DATA EXCERPTS:
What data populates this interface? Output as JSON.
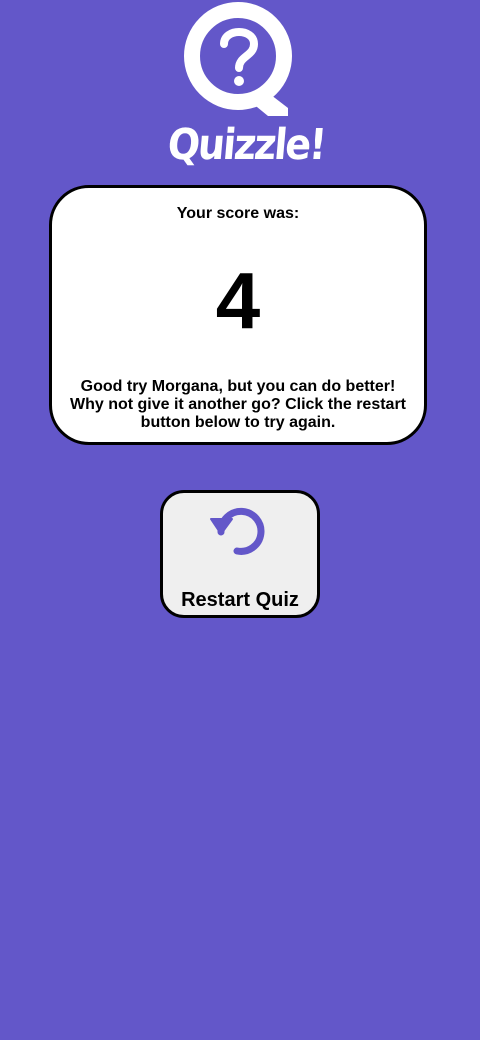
{
  "app": {
    "name": "Quizzle!"
  },
  "logo": {
    "icon": "question-mark-icon"
  },
  "result": {
    "heading": "Your score was:",
    "score": "4",
    "message": "Good try Morgana, but you can do better! Why not give it another go? Click the restart button below to try again."
  },
  "restart": {
    "label": "Restart Quiz",
    "icon": "restart-icon"
  },
  "colors": {
    "background": "#6357c9",
    "card": "#ffffff",
    "button": "#efefef",
    "accent": "#6357c9"
  }
}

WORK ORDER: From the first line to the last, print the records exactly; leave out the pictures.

ANSWER TO THE EXERCISE:
What data populates this interface? Output as JSON.
{
  "app": {
    "name": "Quizzle!"
  },
  "logo": {
    "icon": "question-mark-icon"
  },
  "result": {
    "heading": "Your score was:",
    "score": "4",
    "message": "Good try Morgana, but you can do better! Why not give it another go? Click the restart button below to try again."
  },
  "restart": {
    "label": "Restart Quiz",
    "icon": "restart-icon"
  },
  "colors": {
    "background": "#6357c9",
    "card": "#ffffff",
    "button": "#efefef",
    "accent": "#6357c9"
  }
}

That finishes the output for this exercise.